And lastly, Jesus prays, Father, I desire that they also, whom you have given me, may be with me where I am, to see my glory that you have given me because you loved me before the foundation of the world.
Glory is one of those loaded words in the Scriptures. It’s a freight train barreling our way, loaded with the Old Testament tabernacle, temple, and covenant on board. Where God’s glory was, God was present with his people and for his people. Think Moses on Mt. Sinai. Aaron and the priests in the tabernacle. Israel before the pillar of smoke and fire.
It is this glory that belongs to Jesus from before the foundation of the world. And yet, for our sake, God in all his glory comes and dwells among us in human flesh. In Jesus the glory of God is present. His holiness is accessible. God is no longer hidden in smoke and fire and the brilliant light of Sinai. Now God is present in our own humanity.
And nowhere is God’s glory more clearly seen on earth than Jesus’ death on the cross for you. This is what Jesus prays for us to see: his great glory and love revealed in his sacrifice and death for you.
Jesus prays that we see the glory of his death for us, so that we will also see the glory of eternal life with him. The glory of Jesus crucifixion for us, also leads us to the glory of his resurrection and ascension for us.
In everything he does, Jesus prays for you. Even now, at this very moment, Jesus is interceding on our behalf. Unlike our prayers, Jesus’ prayer never ends. So, when you’re receiving his gifts in his church, serving in your vocation at home or work, or just enjoying something in his creation – Jesus is praying for you. When you’re in a routine doctor’s visit, receiving chemo treatments, or undergoing surgery – Jesus is praying for you. When you’re talking with your neighbor about what you believe, when you’re not sure what to say, or when you’re afraid to say anything about your Christian faith – Jesus is praying for you.

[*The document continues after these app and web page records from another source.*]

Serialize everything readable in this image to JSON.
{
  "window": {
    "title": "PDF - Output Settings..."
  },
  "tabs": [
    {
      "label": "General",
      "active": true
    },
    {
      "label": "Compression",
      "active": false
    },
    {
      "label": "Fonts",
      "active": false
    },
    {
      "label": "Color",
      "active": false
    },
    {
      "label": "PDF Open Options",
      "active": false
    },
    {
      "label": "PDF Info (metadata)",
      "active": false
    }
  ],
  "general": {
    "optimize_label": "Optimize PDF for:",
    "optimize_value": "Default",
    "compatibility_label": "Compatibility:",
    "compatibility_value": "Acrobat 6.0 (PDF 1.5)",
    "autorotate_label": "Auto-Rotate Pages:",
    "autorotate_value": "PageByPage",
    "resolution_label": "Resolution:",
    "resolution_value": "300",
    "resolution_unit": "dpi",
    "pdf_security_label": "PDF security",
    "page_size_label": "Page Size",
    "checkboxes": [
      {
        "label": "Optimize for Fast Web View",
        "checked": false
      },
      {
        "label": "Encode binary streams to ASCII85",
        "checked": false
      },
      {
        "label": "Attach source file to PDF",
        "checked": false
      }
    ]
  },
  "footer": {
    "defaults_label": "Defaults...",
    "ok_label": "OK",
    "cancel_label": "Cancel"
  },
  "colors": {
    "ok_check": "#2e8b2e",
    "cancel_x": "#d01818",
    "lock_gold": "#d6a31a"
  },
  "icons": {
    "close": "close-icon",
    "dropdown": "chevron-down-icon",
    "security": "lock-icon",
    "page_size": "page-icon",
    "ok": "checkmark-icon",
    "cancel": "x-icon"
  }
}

Jesus is praying for you.
In the Name of the Father and of the + Son and of the Holy Spirit. Amen.